Implications of product testing: method variability and suitability and ratio of smoke emissions to nicotine

(1) Reemtsma Cigarettenfabriken GmbH (an Imperial Brands PLC Company), Hamburg, Germany; (2) SEITA-Imperial Tobacco, Fleury-les-Aubrais, France

Regulatory authorities are discussing the measurement of certain smoke constituents, and this may eventually lead to discussion of ceilings. For this purpose internationally standardised methods are required to enable the generation of reliable data. CORESTA has strongly supported the development of robust methods to deliver information on method variability based on sound science. This information will enable regulatory authorities to take method variability into account when considering setting ceilings for smoke constituents.

To date, CORESTA has published six recommended methods encompassing 25 compounds. Four of these methods have already been submitted to ISO as potential ISO standards. This process includes a series of collaborative studies involving a number of laboratories to assess the reproducibility and repeatability (R and r) of each method.

All studies conducted were statistically designed to investigate effects of parameters that could contribute to within-lab and between-lab variability. As a result, the method variability is recorded in the published recommended methods. Overall reproducibility data shows a significantly higher variability compared to the analytical methods for tar, nicotine and carbon monoxide currently applied by authorities for measurement and ceilings in the EU. This fact should be considered in case ceilings for further smoke analytes are proposed.
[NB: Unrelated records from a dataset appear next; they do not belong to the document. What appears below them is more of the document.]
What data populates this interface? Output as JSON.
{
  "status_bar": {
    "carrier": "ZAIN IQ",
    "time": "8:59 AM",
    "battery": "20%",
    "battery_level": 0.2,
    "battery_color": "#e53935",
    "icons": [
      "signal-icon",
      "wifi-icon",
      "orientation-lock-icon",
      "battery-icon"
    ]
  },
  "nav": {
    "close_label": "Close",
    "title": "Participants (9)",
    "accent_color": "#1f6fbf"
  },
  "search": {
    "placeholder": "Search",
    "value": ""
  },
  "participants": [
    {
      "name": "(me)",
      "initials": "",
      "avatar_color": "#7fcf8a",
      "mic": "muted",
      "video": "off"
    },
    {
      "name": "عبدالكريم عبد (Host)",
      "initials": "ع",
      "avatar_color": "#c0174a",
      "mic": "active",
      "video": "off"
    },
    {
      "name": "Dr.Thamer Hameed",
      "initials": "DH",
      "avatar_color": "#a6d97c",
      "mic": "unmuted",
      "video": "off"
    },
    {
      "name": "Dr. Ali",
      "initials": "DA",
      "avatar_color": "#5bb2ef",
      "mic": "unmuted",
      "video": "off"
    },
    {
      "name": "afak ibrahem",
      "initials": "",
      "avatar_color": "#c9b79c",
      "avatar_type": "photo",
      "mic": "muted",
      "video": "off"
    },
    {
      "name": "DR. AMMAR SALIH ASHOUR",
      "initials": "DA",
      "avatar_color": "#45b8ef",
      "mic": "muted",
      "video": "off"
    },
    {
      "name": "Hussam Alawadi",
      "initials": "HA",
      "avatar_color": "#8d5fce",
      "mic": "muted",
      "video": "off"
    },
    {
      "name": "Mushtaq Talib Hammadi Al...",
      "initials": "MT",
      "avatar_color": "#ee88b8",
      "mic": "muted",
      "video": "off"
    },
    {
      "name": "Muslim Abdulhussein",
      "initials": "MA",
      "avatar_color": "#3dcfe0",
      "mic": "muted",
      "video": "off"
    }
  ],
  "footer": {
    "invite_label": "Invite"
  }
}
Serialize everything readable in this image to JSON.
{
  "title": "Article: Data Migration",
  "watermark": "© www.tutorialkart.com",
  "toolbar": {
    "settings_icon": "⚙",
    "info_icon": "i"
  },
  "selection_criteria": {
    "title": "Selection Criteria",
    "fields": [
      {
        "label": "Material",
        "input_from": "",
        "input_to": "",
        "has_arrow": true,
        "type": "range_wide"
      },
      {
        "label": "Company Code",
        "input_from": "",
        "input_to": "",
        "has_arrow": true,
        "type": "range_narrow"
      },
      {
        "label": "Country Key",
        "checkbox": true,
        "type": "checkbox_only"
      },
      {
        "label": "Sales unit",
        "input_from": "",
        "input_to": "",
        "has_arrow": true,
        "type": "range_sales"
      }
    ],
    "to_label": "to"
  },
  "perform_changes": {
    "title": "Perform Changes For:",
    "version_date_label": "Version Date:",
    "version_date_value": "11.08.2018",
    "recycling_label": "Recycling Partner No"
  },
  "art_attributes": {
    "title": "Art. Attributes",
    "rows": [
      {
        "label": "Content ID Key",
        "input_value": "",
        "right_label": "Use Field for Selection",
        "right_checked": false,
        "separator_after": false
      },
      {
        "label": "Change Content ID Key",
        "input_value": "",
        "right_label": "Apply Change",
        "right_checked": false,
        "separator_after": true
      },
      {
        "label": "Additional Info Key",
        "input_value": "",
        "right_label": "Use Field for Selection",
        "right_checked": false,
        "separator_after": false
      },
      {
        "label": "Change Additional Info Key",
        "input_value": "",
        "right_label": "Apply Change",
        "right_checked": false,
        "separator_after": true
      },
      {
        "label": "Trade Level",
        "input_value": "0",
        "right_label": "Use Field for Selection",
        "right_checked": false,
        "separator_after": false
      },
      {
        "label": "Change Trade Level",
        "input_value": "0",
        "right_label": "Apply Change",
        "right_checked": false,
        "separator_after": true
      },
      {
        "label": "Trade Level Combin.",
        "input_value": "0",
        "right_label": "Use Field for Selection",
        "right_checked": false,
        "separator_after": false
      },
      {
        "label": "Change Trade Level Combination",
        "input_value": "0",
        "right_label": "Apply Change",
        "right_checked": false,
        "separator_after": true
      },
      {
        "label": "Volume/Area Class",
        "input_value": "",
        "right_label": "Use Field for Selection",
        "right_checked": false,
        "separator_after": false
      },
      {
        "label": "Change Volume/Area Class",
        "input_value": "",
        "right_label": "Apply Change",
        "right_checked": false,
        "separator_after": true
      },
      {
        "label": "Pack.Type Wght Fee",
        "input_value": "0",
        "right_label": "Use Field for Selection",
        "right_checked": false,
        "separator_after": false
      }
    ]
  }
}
Additionally, WHO TobReg has proposed nine priority compounds for regulation and recommends reporting levels for smoke compounds in terms of per milligram of nicotine. In TobReg’s view the sale or import of cigarette brands that have yields above these levels should be prohibited. An unintended consequence of the introduction of independent multiple analyte ceilings based on a ratio to nicotine would be to prohibit the sale of many products with low smoke constituent yields within a given market with the result that the average smoke constituent yields in the market would rise.